Oracle's Sun day creates new world for enterprise

Oracle's acquisition of Sun raises many questions. The most pressing is: what happens to old partners?

Oracle's agreement to buy Sun for $7.4bn is largely unexpected and entirely game-changing. Almost every aspect of the deal creates debate: what will happen to Sun's dedication to open source? How about its work in networking, and setting standards? Will MySQL thrive or die?

Taking things at face value, Oracle's reasons for buying Sun are clear and logical. Post-acquisition, Oracle will be able to provide everything for the enterprise database from one place: storage and processing hardware; OS, middleware and apps; right through to the Java stack on the mobile phone at the edge of enterprise.

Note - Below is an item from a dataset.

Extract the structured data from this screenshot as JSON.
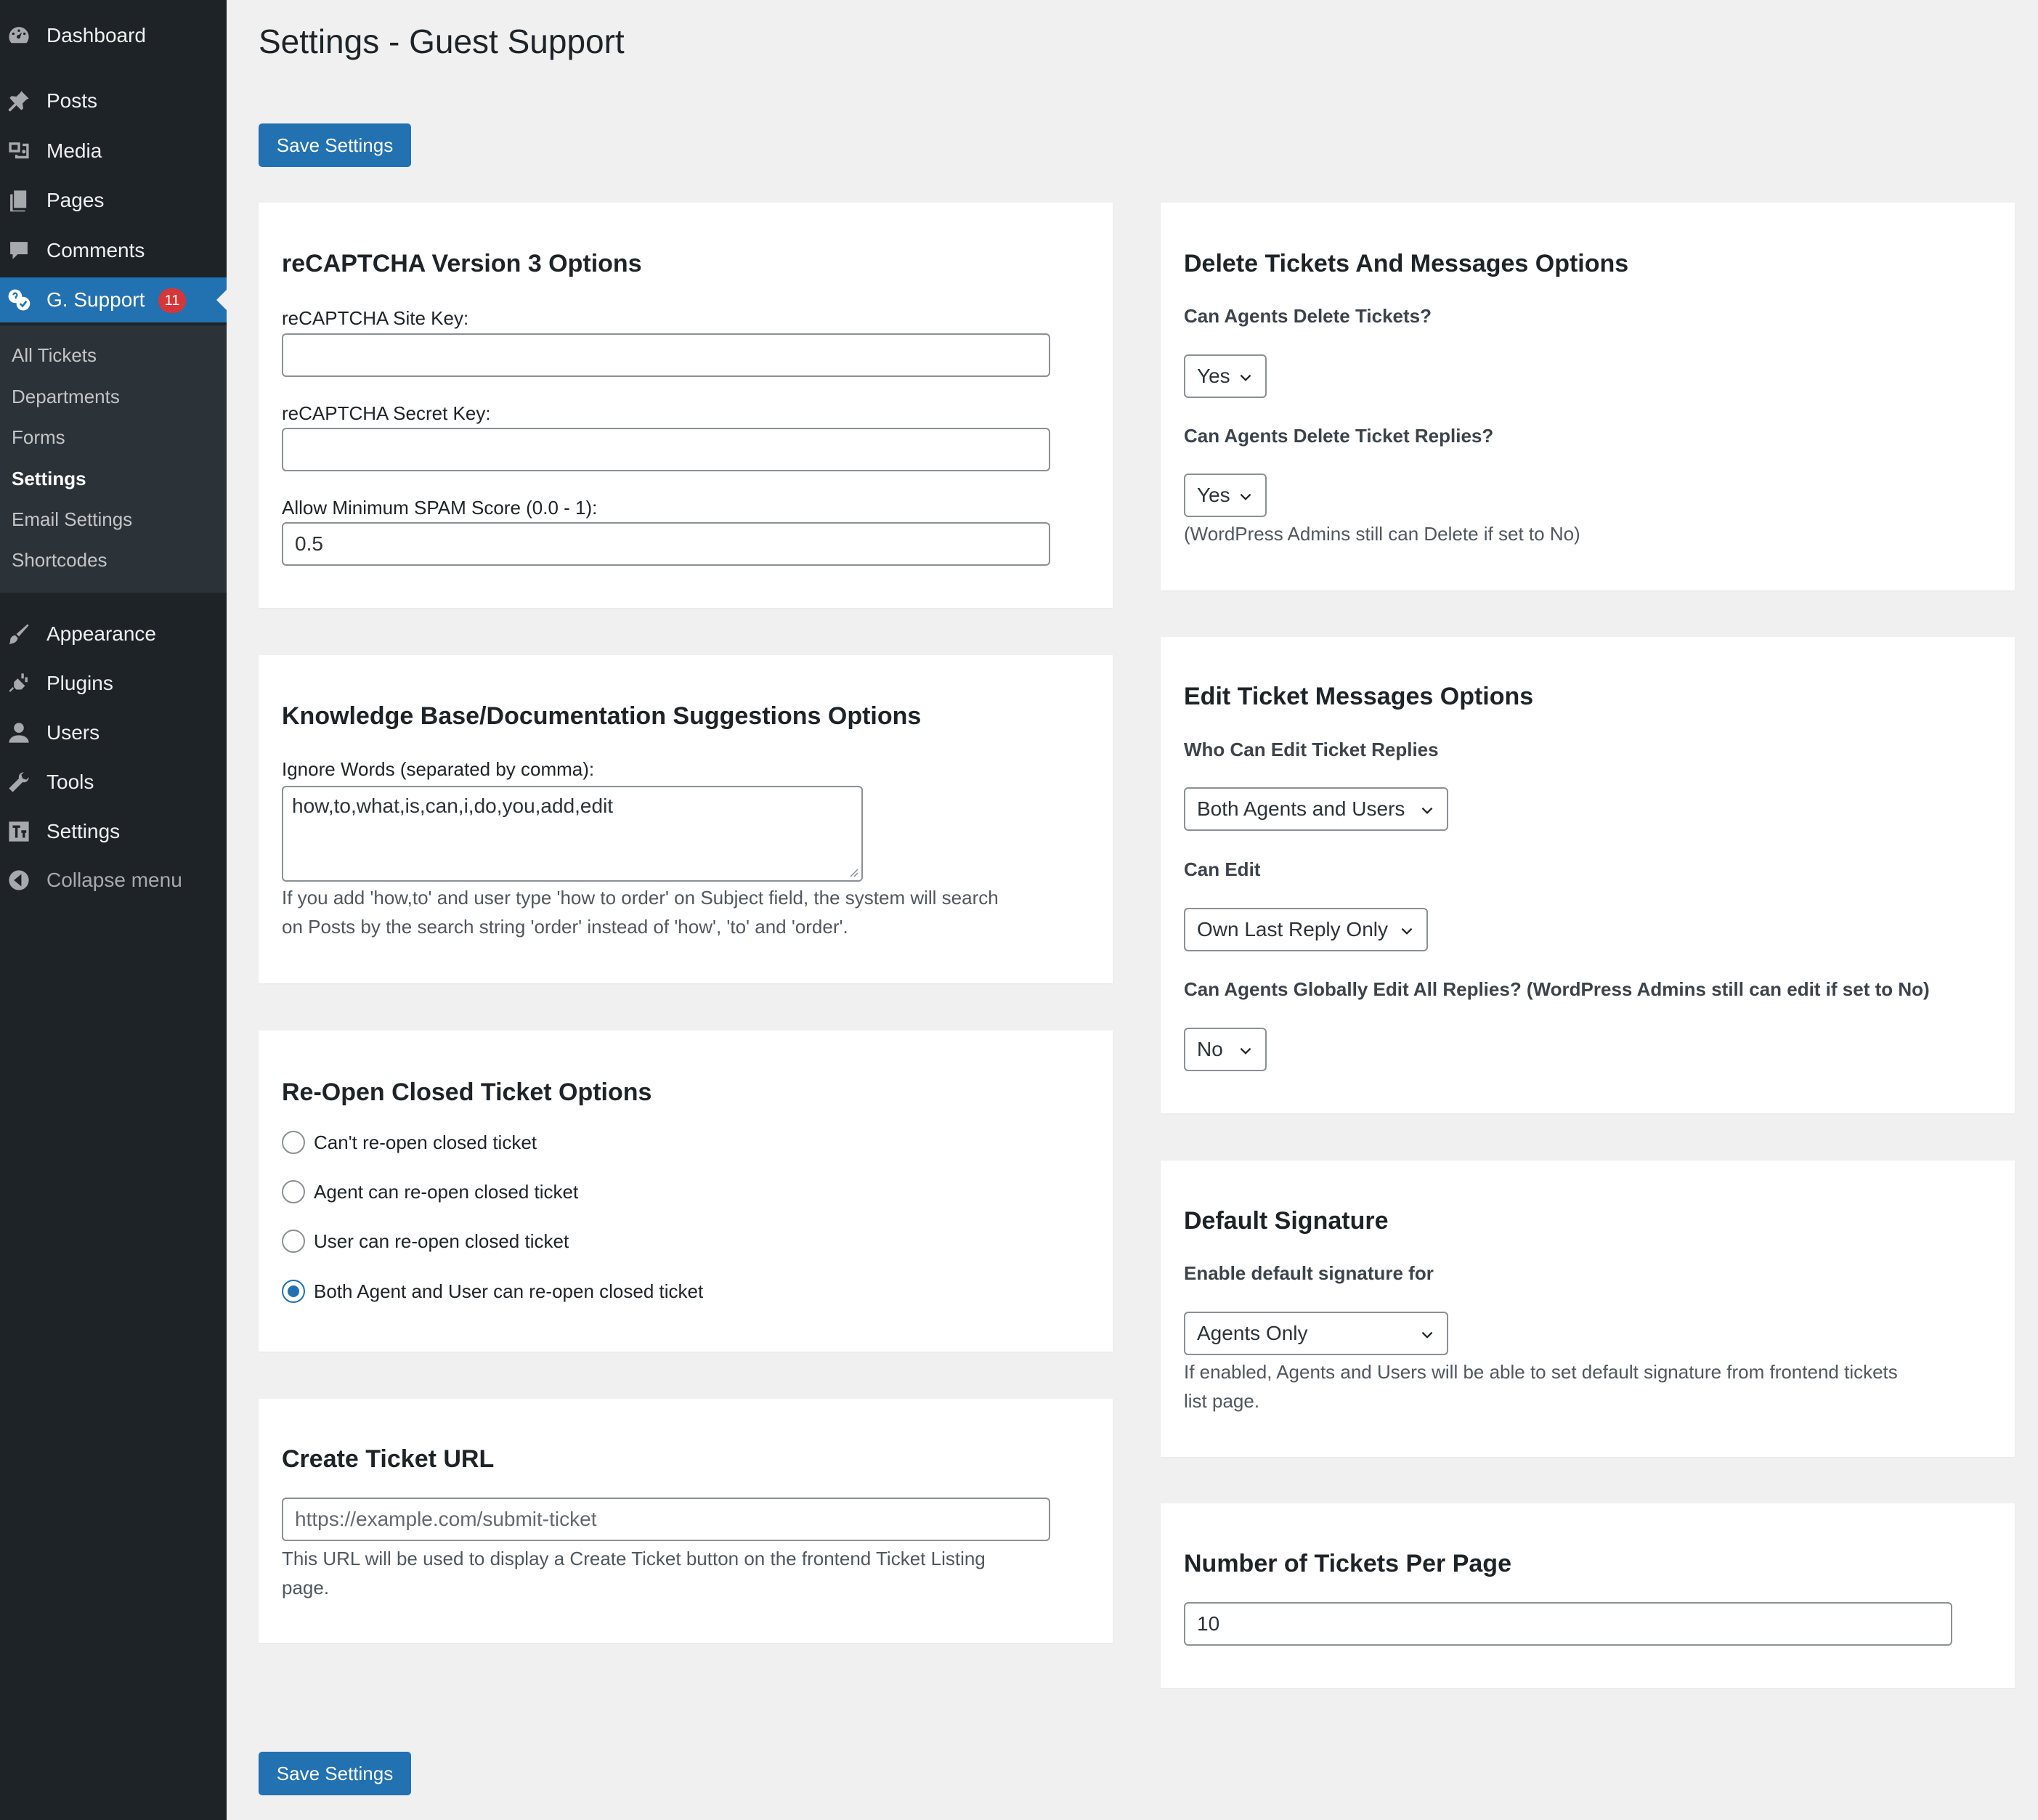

It's a popular model, for vendors. Get it right, as Apple does for consumers, and you can survive the fiercest market and the most implacable competition. Get it wrong, as Microsoft does for consumers, and you shackle yourself to a model that will keep you forever second best.

Oracle has every chance of getting it right, although like Apple and Microsoft it is likely to give lip service to 'open' but be far keener on 'proprietary'. Even more than before, customers must check that the emergency exit aisles are clear before taking off on that particular plane.

However, there are already people running for the parachutes. Until now, the job of providing a one-stop shop for Oracle has been the gainful employment of the company's hardware partners, such as Dell and HP, who have been delighted to provide that single point of contact and guarantee of integration.

No more. Oracle's statement says: "Oracle will be the only company that can engineer an integrated system — applications to disk — where all the pieces fit and work together so customers do not have to do it themselves". That's a clear statement of intent — the company wants all of that market, and it doesn't mind who it upsets in getting it.

The company has made its play. What happens next depends on how its competitors organise themselves. Nobody's relationship to Oracle will be unchanged. Implacable foes such as Microsoft, prickly partners like IBM, old bosom buddies such as Dell: everyone's in a new world, and new alliances are needed.